I remember what Dan Zanger told us in his seminars: All stocks are bad unless they make your money. They are only trading vehicles, and never believe in your stocks. Unfortunately, I constantly see some traders trying to catch falling knives and to find reasons to be right.
But the stock market is the only Mr. Right. Prudent speculators never argue with the tape.
We should expect that the correction would happen a couple of times a year, so this time could be the second one since June: the oscillator is not oversold yet; it doesn’t feel the selling has reached an extreme level for the broad market; dip buyers are still seen everywhere.
In fact, I was impressed by a few traders on Twitter, despite having disagreement over my reversal calls on Wednesday, who were able to switch their bias when the reality presented. Some silent traders did well, too when they focused on trading instead of tweeting too much during trading sessions.
One of reasons that many of us love trading is: In front of the market, the chance of making money is equal to everyone since there are no personal issues involved.
The best way to deal with current market is being open-minded and flexible, switch positions when the market tells us to do so and keep stops tight; trade with fewer shares when things are not sure. For option traders: play house money with partial winning chips.
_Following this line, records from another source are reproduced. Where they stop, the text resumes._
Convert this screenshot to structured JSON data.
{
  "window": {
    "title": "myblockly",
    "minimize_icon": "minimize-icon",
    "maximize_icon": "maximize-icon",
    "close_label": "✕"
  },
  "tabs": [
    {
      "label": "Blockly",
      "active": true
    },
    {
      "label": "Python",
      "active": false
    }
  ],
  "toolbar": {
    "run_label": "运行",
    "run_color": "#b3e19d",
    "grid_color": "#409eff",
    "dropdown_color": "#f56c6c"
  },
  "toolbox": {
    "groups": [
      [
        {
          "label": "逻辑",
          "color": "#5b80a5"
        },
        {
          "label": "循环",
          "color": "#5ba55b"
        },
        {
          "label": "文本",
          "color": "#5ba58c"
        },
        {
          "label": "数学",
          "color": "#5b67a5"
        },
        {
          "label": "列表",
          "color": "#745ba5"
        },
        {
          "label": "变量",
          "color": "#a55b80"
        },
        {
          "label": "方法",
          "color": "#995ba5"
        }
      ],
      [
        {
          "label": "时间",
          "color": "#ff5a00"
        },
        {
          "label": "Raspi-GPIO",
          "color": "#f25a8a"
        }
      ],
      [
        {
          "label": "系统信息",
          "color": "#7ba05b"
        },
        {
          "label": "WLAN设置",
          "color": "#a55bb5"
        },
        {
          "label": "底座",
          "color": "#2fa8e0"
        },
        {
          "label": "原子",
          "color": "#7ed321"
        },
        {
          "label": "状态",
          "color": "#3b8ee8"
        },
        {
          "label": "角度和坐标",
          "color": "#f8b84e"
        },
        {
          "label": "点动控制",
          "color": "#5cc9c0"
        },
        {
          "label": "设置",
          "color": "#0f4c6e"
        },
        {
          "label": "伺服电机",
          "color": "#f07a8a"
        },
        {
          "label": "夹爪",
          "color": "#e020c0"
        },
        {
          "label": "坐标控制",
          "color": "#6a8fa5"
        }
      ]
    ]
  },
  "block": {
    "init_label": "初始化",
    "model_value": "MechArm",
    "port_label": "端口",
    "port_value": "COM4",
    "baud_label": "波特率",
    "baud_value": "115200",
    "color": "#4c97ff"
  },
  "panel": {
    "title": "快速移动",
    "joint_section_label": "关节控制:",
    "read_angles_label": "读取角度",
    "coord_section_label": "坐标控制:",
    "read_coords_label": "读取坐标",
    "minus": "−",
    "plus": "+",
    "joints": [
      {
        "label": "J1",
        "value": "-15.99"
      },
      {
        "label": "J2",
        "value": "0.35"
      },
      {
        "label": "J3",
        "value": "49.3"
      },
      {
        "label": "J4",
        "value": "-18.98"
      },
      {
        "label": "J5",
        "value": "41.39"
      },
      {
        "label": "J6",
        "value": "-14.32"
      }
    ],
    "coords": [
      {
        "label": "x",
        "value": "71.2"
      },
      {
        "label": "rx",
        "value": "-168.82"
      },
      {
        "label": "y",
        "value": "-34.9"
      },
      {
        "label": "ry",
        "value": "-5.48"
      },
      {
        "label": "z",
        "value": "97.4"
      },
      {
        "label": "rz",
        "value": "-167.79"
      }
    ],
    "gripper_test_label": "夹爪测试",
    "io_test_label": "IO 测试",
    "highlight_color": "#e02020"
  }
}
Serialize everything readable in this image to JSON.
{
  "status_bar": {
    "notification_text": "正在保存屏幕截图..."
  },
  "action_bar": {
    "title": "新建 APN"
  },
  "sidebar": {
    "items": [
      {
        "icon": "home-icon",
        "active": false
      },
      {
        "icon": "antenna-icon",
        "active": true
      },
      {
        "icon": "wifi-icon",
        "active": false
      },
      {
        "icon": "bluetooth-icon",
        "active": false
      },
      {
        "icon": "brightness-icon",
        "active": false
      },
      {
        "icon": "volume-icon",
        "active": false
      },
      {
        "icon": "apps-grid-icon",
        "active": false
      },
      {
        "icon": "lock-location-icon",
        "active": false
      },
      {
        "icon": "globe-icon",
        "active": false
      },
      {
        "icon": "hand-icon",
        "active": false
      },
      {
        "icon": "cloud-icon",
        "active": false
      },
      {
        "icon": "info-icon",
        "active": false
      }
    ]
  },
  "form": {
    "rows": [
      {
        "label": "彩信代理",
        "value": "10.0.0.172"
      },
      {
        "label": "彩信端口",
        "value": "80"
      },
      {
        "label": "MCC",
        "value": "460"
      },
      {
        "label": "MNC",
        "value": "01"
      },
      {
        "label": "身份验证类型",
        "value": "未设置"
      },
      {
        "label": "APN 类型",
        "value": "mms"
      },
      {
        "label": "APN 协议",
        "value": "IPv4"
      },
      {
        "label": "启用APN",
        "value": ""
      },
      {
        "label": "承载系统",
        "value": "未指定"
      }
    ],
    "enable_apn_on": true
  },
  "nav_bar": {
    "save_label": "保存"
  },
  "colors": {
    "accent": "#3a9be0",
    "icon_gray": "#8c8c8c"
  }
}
Thanks for viewing and best luck on trading!
Here are some charts with my notes to share: